[Items listed in a dataset]
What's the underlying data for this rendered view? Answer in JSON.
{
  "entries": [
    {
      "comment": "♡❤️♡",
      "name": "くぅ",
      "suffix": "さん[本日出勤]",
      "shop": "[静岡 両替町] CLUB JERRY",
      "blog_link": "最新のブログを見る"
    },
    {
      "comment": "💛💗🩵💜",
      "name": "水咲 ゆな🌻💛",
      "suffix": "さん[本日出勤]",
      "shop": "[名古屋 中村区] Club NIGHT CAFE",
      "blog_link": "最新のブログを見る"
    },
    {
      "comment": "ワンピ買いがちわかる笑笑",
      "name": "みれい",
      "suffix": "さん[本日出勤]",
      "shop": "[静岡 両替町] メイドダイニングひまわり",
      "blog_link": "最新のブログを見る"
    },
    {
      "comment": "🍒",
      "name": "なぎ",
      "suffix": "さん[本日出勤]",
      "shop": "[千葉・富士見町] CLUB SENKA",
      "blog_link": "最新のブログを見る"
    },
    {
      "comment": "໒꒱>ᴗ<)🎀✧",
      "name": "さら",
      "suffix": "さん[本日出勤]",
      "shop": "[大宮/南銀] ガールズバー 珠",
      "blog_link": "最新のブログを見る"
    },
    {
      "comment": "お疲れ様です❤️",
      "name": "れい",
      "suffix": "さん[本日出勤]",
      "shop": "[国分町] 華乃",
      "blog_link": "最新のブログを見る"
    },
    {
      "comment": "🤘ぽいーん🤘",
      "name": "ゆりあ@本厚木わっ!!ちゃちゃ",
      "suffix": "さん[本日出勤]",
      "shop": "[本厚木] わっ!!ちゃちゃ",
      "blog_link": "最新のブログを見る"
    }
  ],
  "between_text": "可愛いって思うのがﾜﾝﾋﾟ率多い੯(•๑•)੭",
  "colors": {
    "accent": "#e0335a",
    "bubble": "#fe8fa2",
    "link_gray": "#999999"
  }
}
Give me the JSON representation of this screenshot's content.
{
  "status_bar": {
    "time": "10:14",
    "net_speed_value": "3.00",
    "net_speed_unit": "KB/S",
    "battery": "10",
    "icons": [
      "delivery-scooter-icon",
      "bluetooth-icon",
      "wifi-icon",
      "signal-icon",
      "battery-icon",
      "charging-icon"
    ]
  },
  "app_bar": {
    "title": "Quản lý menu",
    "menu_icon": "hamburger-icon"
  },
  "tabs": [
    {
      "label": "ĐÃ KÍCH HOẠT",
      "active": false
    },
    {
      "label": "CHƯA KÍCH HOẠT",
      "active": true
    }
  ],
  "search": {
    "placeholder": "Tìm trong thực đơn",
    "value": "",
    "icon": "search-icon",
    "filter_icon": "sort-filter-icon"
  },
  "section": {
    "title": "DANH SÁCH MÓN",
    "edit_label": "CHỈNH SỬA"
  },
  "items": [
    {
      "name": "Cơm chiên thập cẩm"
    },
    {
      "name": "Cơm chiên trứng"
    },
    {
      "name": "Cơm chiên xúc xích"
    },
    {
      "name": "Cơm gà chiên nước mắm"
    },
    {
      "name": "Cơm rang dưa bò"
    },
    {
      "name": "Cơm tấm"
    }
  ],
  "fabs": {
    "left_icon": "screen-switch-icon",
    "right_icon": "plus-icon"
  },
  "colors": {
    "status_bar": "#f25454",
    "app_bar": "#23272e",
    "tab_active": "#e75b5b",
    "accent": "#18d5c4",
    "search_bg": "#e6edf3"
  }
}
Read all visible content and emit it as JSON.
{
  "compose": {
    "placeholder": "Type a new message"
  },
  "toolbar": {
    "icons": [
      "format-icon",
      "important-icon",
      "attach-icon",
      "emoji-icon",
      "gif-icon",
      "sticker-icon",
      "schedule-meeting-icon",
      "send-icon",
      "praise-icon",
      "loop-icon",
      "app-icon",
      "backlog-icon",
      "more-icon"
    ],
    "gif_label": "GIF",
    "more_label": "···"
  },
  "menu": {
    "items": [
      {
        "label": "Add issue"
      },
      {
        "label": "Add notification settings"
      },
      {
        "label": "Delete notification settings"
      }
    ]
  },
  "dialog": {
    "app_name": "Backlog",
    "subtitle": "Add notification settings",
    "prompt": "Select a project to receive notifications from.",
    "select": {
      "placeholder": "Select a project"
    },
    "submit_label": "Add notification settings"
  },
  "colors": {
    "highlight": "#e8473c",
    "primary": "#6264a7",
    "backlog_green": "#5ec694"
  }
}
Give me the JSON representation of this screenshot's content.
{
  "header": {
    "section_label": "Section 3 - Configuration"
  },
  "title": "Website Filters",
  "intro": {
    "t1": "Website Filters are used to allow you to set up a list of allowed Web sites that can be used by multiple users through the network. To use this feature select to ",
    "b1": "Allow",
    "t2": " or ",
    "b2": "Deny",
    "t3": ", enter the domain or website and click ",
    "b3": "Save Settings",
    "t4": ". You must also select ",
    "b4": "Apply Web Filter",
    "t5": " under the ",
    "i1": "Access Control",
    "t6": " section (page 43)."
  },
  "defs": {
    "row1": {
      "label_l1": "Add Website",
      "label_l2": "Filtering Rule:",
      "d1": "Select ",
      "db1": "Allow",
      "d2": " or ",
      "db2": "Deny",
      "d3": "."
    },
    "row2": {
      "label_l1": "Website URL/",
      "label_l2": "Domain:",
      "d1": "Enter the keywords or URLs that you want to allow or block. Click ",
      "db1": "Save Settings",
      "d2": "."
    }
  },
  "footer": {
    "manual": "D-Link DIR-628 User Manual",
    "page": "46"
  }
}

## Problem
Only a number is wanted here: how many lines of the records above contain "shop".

## Exercise solution
7